Known more memorably as the "Manstopper" bullet, the Mk III of the .455 Webley featured a soft lead hollowpoint bullet, designed to be used by police and colonial forces. Introduced in 1899, the "Manstopper" was almost immediately banned by the terms of the 1899 Hague Convention, due to the fact that it was designed to deform (as a result of a hemi-spherical hollow which was designed to allow the bullet to deform), with the Mk II re-entering service in 1900.
.455 Webley Mk IVEdit
The Mk IV .455 Webley was an attempt to put the Mk III into service without violating the terms of the Hague Convention. Instead of a hollowpoint bullet, the Mk IV used a flat-nosed soft-lead bullet. The Mk IV was also designed to improve upon the Mk II in terms of efficency.
.455 Webley Mk VEdit
The Mk V .455 Webley was the first of the .455 Webley cartridges to feature a new harder lead alloy, rather than the soft lead of old. Introduced in 1914 the Mk V would fail to stay the distance, being replaced by the Mk II (in the same year) as stocks of the Mk II remained and proved to be more effective with the Webley Revolver during the First World War.
.455 Webley Mk VIEdit
The Mk VI .455 Webley was the first .455 Webley to fully comply to the Hague Convention, albeit 22 years after the 1907 meeting. With a copper Full Metal Jacket and a harder lead, round nose bullet the .455 Webley would be used during the Second World War by British Forces. Two propellents were used with the Mk VI, with a choice of either nitrocellulose (a more powerful propellent that had seen greater use in the 1920's and 30's), marked "VIz", or more traditional cordite, marked "VI".
.455 Webley Auto Mk IEditA version of the .455 Webley designed specifically to be used in semi-automatic pistols such as the M1911 in 1913. The cartridge was semi-rimmed to be more efficent in the semi-automatic pistols being primarily used by the Royal Navy.
The .455 Webley is a deliberately low to moderate power cartridge, designed so that the heavy frame Webley Revolver, combined with a lower power cartridge, will produce little to no recoil meaning a greater rate of fire and better accuracy. The calibre size of .455 means that the .455 Webley has superb stopping-power and penetration with little recoil produced.
|Bullet Weight / Type||Velocity||Energy|
|265gr (17g) / FMJ||700ft/s (210m/s)||289ft/lbf (392J)|
|265gr (17g) / Mk I||600ft/s (180m/s)||212ft/lbf (287J)|
|265gr (17g) / Auto Mk I||750ft/s (230m/s)||337ft/lbf (457J)|
|265gr (17g) / Mk II||600ft/s (180m/s)||220ft/lbf (300J)|
The various different versions of the .455 Webley all produced roughly the same muzzle velocities and energy figures, even with changes in propellent amounts, with the figures shown above representing the major changes in design.
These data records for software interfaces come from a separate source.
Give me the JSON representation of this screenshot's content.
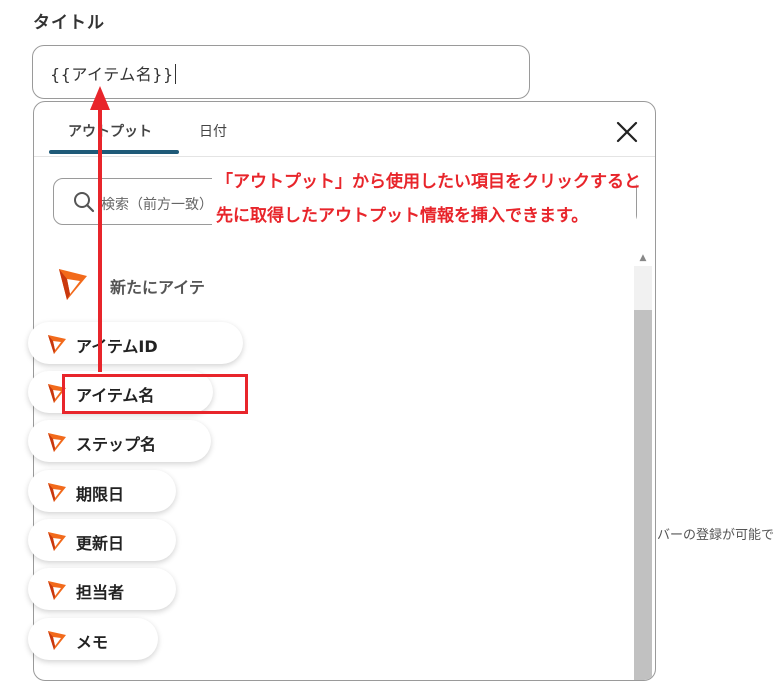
{
  "field": {
    "label": "タイトル",
    "value": "{{アイテム名}}"
  },
  "popup": {
    "tabs": [
      {
        "label": "アウトプット",
        "active": true
      },
      {
        "label": "日付",
        "active": false
      }
    ],
    "search_placeholder": "検索（前方一致）",
    "group": {
      "name": "新たにアイテ"
    },
    "items": [
      {
        "label": "アイテムID"
      },
      {
        "label": "アイテム名"
      },
      {
        "label": "ステップ名"
      },
      {
        "label": "期限日"
      },
      {
        "label": "更新日"
      },
      {
        "label": "担当者"
      },
      {
        "label": "メモ"
      }
    ]
  },
  "annotation": {
    "line1": "「アウトプット」から使用したい項目をクリックすると",
    "line2": "先に取得したアウトプット情報を挿入できます。"
  },
  "background_text": "バーの登録が可能で",
  "colors": {
    "accent_red": "#e8252b",
    "tab_underline": "#1f5a78",
    "logo_orange": "#f26a1b"
  },
  "icons": {
    "close": "close-icon",
    "search": "search-icon",
    "item": "app-logo-icon"
  }
}
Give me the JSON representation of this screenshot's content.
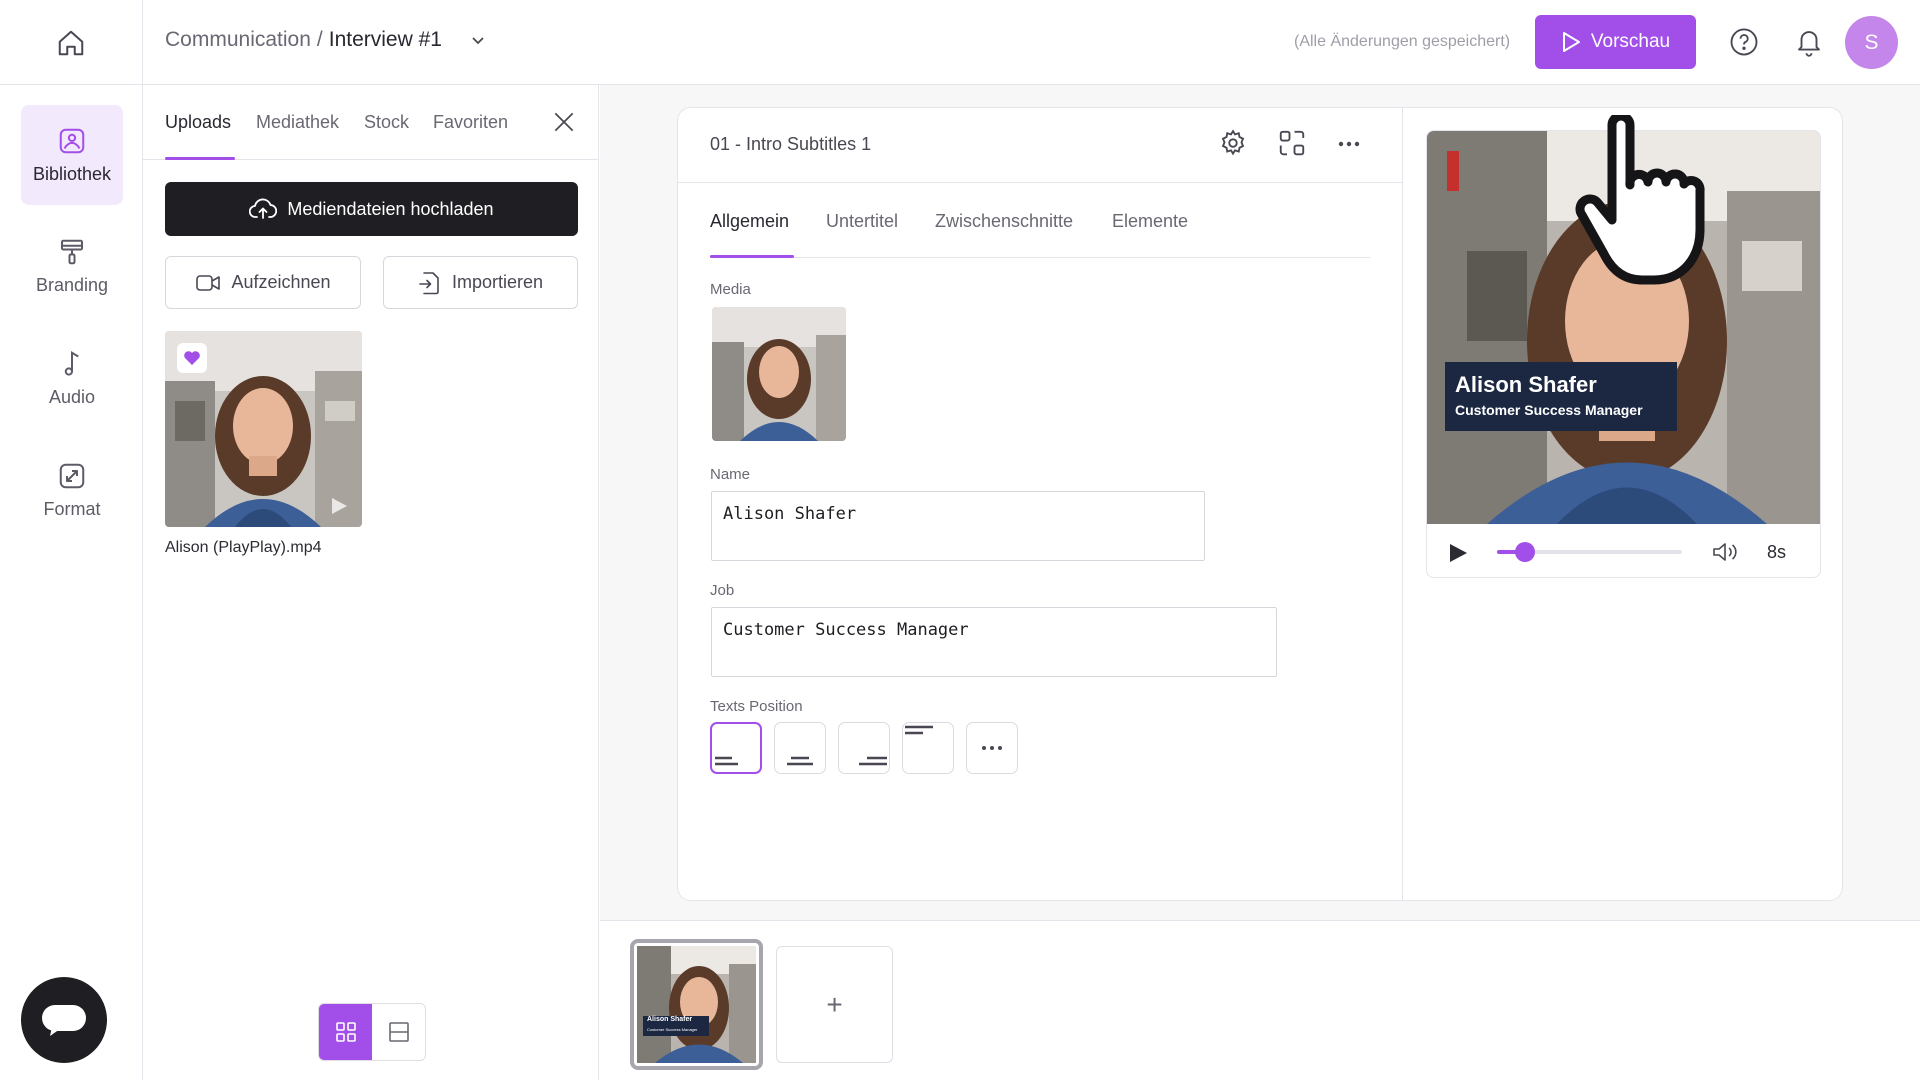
{
  "topbar": {
    "breadcrumb_parent": "Communication",
    "breadcrumb_sep": "/",
    "breadcrumb_current": "Interview #1",
    "saved_status": "(Alle Änderungen gespeichert)",
    "preview_label": "Vorschau",
    "avatar_initial": "S"
  },
  "leftnav": {
    "items": [
      {
        "label": "Bibliothek",
        "icon": "image-icon",
        "active": true
      },
      {
        "label": "Branding",
        "icon": "paint-roller-icon",
        "active": false
      },
      {
        "label": "Audio",
        "icon": "music-note-icon",
        "active": false
      },
      {
        "label": "Format",
        "icon": "resize-icon",
        "active": false
      }
    ]
  },
  "library": {
    "tabs": [
      "Uploads",
      "Mediathek",
      "Stock",
      "Favoriten"
    ],
    "active_tab": "Uploads",
    "upload_label": "Mediendateien hochladen",
    "record_label": "Aufzeichnen",
    "import_label": "Importieren",
    "media": [
      {
        "name": "Alison (PlayPlay).mp4",
        "favorite": true
      }
    ]
  },
  "editor": {
    "scene_title": "01 - Intro Subtitles 1",
    "tabs": [
      "Allgemein",
      "Untertitel",
      "Zwischenschnitte",
      "Elemente"
    ],
    "active_tab": "Allgemein",
    "media_label": "Media",
    "name_label": "Name",
    "name_value": "Alison Shafer",
    "job_label": "Job",
    "job_value": "Customer Success Manager",
    "texts_position_label": "Texts Position",
    "positions": [
      "bottom-left",
      "bottom-center",
      "bottom-right",
      "top-left",
      "more"
    ],
    "active_position": "bottom-left"
  },
  "preview": {
    "overlay_name": "Alison Shafer",
    "overlay_job": "Customer Success Manager",
    "progress_fraction": 0.15,
    "duration": "8s"
  },
  "timeline": {
    "thumb_name": "Alison Shafer",
    "thumb_job": "Customer Success Manager",
    "add_label": "+"
  },
  "colors": {
    "accent": "#a24ee8",
    "accent_light": "#f3e9fc",
    "dark_button": "#1f1f23",
    "lower_third_bg": "#1c2742"
  }
}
The .455 Webley would be used by the British Army for as long as the Webley Revolver remained in service. In its 76 year service life, the .455 Webley would be manufactured by a variety of companies before virtually disappearing entirely. As a result, any firearm chambered in .455 require no license to own (in the UK), as the .455 calibre has been deemed obsolete and therefore difficult to obtain. However in Italy and the United States the .455 Webley Mk II remains in production with Fiocchi and Hornady respectively.
The low power of the .455 Webley made it a popular target shooting round, particularly in practical shooting, as very little recoil is produced with the heavy frame Webley Revolver. The .455 Webley also became a popular round to be tuned to greater pressures, as the Webley could cope with much higher pressures than the standard .455 Webley could produce.
Revolvers of the British Services 1854-1954 - W.H.J. Chamberlain and A.W.F. Taylerson
The Illustrated Encyclopedia of Firearms - Ian V. Hogg
http://en.wikipedia.org/wiki/File:455_Webley_auto_cartridge.JPG - Webley Auto Image
http://en.wikipedia.org/wiki/File:WebleyCartridges.jpg - Webley Mk I & II Image